_What you have to do_. In the listing below, which lines contain the string "https"? Copy them all.

_Records supplied_.
Start of Block

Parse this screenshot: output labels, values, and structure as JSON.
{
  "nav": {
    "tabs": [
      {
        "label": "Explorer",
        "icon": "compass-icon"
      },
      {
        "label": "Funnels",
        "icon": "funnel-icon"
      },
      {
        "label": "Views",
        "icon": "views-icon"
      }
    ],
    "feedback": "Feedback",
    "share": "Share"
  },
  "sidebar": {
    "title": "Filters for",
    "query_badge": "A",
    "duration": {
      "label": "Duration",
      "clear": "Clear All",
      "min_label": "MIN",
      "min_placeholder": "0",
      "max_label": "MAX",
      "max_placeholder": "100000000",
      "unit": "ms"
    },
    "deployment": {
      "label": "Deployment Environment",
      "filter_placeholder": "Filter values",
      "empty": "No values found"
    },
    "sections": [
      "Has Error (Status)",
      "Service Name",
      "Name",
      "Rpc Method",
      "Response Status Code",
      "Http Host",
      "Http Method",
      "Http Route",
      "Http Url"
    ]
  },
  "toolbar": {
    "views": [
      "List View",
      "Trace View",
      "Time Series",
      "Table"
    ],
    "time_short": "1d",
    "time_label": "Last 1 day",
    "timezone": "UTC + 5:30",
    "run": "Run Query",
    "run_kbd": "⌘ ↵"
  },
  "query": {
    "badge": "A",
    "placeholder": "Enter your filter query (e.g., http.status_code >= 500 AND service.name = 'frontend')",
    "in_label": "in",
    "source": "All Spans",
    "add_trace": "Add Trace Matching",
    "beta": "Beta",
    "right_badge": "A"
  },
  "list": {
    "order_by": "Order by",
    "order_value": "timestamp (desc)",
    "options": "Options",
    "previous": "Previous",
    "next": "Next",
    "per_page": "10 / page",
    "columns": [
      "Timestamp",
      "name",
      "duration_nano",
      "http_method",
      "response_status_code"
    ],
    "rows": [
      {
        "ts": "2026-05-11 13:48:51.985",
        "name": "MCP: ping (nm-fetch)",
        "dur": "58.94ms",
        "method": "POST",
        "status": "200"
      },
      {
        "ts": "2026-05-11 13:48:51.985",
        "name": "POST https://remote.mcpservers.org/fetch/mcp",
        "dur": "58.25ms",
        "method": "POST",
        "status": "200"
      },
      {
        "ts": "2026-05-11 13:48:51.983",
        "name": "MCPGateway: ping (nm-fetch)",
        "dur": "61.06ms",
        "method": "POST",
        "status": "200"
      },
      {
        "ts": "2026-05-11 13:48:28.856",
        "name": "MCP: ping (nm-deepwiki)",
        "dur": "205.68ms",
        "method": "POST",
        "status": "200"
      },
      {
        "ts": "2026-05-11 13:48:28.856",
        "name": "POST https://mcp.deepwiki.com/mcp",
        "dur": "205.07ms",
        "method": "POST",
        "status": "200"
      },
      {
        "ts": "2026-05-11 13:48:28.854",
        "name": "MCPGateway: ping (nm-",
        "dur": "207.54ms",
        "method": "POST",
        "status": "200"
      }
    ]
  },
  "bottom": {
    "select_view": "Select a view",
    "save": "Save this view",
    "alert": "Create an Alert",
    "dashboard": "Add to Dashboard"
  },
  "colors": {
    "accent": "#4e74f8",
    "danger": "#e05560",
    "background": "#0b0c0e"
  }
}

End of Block

_Response box_.
        "name": "POST https://remote.mcpservers.org/fetch/mcp",
        "name": "POST https://mcp.deepwiki.com/mcp",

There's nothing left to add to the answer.